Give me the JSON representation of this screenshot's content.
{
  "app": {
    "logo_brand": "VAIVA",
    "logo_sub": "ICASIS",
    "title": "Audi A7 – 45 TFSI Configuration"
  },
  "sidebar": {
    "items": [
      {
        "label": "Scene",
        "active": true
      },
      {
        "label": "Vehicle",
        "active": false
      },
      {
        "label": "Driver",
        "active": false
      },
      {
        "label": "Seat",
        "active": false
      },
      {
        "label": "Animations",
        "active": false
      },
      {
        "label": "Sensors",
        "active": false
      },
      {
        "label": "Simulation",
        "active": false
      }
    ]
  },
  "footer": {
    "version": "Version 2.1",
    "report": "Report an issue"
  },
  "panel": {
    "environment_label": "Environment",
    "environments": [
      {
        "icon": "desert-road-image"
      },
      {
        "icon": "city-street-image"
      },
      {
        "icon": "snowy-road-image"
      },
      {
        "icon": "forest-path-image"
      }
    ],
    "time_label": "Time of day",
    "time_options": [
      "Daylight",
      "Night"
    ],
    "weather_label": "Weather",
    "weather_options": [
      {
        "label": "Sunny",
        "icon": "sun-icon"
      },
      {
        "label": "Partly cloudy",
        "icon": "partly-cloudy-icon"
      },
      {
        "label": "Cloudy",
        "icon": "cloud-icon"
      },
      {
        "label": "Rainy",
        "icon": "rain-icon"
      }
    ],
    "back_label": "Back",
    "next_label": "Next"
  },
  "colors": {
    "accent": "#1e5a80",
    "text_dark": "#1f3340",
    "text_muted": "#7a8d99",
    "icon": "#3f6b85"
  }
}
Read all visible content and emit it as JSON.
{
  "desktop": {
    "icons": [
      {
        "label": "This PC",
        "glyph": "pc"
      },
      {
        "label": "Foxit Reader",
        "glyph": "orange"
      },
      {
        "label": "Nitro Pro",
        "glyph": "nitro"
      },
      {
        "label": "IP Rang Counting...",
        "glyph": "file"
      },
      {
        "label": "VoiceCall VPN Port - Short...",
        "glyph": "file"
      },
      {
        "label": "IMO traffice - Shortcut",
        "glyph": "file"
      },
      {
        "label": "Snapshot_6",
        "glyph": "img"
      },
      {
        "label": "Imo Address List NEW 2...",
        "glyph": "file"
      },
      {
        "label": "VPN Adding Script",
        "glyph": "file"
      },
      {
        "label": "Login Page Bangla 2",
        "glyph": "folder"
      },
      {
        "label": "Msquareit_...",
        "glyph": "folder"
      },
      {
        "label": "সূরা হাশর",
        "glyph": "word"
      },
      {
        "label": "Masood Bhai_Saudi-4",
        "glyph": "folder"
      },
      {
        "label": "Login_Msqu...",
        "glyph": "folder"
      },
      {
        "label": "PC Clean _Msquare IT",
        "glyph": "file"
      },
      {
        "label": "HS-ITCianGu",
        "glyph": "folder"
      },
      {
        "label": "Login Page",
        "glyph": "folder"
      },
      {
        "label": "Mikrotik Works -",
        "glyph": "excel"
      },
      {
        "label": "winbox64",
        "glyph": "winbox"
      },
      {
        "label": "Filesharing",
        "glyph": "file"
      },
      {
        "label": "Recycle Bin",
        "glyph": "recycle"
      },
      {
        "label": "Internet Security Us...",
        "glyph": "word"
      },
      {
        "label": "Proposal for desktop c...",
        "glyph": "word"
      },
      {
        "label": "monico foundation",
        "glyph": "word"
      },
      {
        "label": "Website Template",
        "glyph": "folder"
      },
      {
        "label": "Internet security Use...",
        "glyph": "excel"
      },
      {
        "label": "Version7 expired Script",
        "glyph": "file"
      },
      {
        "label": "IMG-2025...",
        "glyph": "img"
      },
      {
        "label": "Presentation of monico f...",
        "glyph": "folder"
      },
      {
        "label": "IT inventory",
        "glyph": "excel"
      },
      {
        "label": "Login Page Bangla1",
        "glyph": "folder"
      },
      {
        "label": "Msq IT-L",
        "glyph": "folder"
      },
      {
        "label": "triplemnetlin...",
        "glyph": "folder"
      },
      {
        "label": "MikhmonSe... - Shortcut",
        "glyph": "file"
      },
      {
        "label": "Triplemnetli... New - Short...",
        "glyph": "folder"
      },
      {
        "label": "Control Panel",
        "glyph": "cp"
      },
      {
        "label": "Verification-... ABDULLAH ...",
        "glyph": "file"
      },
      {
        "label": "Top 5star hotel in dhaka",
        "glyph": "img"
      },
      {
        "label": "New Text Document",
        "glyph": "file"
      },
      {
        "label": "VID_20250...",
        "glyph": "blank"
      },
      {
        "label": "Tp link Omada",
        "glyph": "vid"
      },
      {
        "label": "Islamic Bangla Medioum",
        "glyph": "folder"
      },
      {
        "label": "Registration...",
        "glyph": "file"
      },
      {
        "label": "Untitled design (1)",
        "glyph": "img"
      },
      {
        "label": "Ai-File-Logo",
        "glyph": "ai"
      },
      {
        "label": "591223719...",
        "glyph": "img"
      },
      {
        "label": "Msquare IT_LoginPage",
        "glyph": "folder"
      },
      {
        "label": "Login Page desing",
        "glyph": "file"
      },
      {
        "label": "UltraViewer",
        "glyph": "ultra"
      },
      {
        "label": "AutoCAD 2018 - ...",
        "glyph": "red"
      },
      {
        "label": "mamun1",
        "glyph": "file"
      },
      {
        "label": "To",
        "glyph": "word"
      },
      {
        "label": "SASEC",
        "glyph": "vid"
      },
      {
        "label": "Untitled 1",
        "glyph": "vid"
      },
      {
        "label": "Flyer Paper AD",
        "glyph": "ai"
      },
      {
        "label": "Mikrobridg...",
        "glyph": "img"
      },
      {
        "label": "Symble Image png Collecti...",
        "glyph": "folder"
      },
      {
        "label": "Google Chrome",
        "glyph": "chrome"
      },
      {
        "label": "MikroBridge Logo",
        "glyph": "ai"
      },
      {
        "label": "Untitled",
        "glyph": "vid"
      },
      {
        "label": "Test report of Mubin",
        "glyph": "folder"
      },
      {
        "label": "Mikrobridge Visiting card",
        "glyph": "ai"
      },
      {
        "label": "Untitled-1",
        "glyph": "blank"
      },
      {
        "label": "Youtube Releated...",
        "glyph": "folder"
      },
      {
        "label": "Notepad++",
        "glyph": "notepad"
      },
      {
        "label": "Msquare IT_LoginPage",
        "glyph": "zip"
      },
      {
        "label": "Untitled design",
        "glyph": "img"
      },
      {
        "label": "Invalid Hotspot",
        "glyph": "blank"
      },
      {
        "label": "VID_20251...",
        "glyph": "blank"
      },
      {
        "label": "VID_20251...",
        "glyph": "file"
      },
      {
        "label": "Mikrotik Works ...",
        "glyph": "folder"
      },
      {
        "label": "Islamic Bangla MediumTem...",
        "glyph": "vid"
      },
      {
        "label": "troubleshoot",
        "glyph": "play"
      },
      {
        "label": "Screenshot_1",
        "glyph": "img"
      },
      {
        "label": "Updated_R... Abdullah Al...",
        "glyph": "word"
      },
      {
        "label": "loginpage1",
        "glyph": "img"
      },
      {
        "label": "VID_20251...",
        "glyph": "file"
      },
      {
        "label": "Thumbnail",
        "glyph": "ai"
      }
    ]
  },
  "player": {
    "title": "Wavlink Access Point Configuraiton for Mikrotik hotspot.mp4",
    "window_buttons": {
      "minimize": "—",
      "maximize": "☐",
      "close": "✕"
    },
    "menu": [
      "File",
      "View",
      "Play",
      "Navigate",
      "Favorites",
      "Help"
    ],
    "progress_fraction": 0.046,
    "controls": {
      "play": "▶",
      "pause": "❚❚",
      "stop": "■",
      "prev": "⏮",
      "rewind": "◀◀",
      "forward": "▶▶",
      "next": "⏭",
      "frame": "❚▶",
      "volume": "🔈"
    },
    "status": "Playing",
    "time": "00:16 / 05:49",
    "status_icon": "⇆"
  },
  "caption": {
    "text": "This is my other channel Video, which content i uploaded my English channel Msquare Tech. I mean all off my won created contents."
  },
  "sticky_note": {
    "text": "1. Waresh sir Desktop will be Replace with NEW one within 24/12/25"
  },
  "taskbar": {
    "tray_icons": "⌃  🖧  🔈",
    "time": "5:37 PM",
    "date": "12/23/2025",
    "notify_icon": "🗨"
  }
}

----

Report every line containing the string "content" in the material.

Give me the JSON representation of this screenshot's content.
Read all visible content and emit it as JSON.
    "text": "This is my other channel Video, which content i uploaded my English channel Msquare Tech. I mean all off my won created contents."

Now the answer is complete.